How Equity Crowdfunding Could Level the Playing Field for Female Entrepreneurs
In the beginning, raising money for my startup was tough going. I pitched dozens of middle-aged men on the unique value of my dating app, in which members play games to assess personality and compatibility. When I stepped into the room without my male co-founder, I found it very difficult to encourage them to invest. And when he and I went to meetings together, they focused their attention on him.
Luckily, there was another option: Equity crowdfunding.
Equity crowdfunding is a relatively new phenomenon in the U.S. Until very recently, the activity was reserved for accredited investors, i.e. individuals with more than $1 million in assets or who earn more than $200,000 a year. But thanks to Title III of the JOBS Act, which passed in May, that’s no longer the case — now, anyone and everyone can invest in startup companies in exchange for equity.
While American entrepreneurs are still figuring out how to make equity crowdfunding work for their businesses, in the U.K., where my startup is based, equity crowdfunding has been around for years. By now, it’s a relatively common funding option for startup founders. According to Nesta, an innovation foundation in the UK, equity-based crowdfunding accounted for more than 15% of total UK seed and venture-stage investment in 2015.
We decided to raise money through equity crowdfunding after analyzing the excruciating amount of time spent in our meetings with investors; we thought it would be more efficient to target people directly and open up the investment to the crowd. The timing was also right. (I’d recently placed second on The Apprentice, a UK-spinoff of the popular reality TV show in which entrepreneurs compete for money, and so brand awareness for our dating app, DatePlay, was at an all-time high.) After three months of planning, a process that involved researching fee structures on the available crowdfunding sites and creating a video introducing our app, we launched the campaign. Within days of going live, we surpassed our fundraising target of £120,000. In total, we raised nearly £220,000 from more than 390 investors. Some had never invested in a startup before, which was a pretty amazing vote of confidence.
For me, the experience underscored the power of equity crowdfunding. This is particularly true for female entrepreneurs, who often can face an uphill battle when raising money through traditional channels (in both the U.K. and U.S., the vast majority of angel investors and venture capitalists are men).
I’m not saying it’s easy. Launching a crowdfunding campaign can be a daunting business move, one that requires you to gain the trust and loyalty of strangers and convince them that your idea will be a success. But by democratizing the fundraising process and allowing individuals to invest as little or as much as they want, equity crowdfunding enables women to broadcast their ideas and personalities to a wider, arguably more receptive, audience.

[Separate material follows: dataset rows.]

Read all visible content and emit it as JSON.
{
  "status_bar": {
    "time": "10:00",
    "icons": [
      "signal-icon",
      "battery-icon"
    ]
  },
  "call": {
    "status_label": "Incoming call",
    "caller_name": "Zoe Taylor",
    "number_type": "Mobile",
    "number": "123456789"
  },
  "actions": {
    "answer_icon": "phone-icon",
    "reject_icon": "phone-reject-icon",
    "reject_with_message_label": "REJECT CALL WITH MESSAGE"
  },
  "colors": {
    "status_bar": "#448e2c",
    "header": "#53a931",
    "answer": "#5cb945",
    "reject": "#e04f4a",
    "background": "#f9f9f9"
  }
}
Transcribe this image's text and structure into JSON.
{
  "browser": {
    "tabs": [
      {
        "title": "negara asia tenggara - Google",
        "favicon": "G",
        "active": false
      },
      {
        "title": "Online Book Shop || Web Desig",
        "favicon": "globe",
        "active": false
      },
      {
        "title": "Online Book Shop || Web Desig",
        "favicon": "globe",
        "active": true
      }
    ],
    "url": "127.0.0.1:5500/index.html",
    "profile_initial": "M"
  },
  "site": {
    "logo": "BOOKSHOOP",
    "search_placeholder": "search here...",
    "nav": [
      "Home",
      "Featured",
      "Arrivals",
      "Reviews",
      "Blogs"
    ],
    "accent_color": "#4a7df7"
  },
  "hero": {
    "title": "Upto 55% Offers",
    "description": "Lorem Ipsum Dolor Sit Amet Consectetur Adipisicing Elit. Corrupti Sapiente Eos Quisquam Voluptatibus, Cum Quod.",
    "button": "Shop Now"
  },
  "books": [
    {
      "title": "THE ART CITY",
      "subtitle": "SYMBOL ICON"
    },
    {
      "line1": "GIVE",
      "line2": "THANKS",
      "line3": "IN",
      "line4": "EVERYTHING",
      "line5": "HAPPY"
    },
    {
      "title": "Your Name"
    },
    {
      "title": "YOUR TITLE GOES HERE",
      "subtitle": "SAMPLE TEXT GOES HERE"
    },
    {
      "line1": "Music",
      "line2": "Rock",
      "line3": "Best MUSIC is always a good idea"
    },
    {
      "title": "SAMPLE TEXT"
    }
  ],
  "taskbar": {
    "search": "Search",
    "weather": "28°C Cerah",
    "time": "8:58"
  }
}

Having been through the process, here are my top tips for running a successful crowdfunding campaign:
1. Start by picking a crowdfunding site. It’s important to conduct careful research in order to understand which crowdfunding website works best for your startup. I selected the Seedrs.com platform (which will be opening to American investors shortly) because it offered an attractive fee and manages shares on behalf of underlying investors, meaning we don’t have to report directly to hundreds of individuals. U.S. entrepreneurs can check out CircleUp, SeedInvest, and Invest.com.
2. Before you launch, create a clean, professional 2-to 3-minute video that explains your business pitch, and introduces your product in clear but captivating terms. Hire a professional videographer to do this. There is a huge difference between videos that are self-produced and those that are outsourced. Consider this an investment in the future success of your campaign.
3. Include a written pitch on your campaign page. Spend time editing and perfecting this. I would recommend limiting the overall description to 1000 words and include graphics to break up lengthy chunks of text. (Check out our pitch for inspiration.) Make sure to proofread for typos and grammatical errors in this write-up; such oversights are viewed as red flags to potential investors.
4. People invest in people, so make sure to showcase your team and their talents. This can be done in the written write-up, in the video, and in the “team” section of the platform. Include information about your past experience and any educational achievements.
5. Make sure your branding is on point so that your logo, color scheme and website design work to tell a cohesive story.
6. Spread the word to all your friends and connections prior to your crowdfunding launch. The most effective way to reach people is via email. I recommend that you use MailChimp to send the emails and use “plaintext” emails because it looks much more personalized than the HTML emails, which often filter into the spam folders.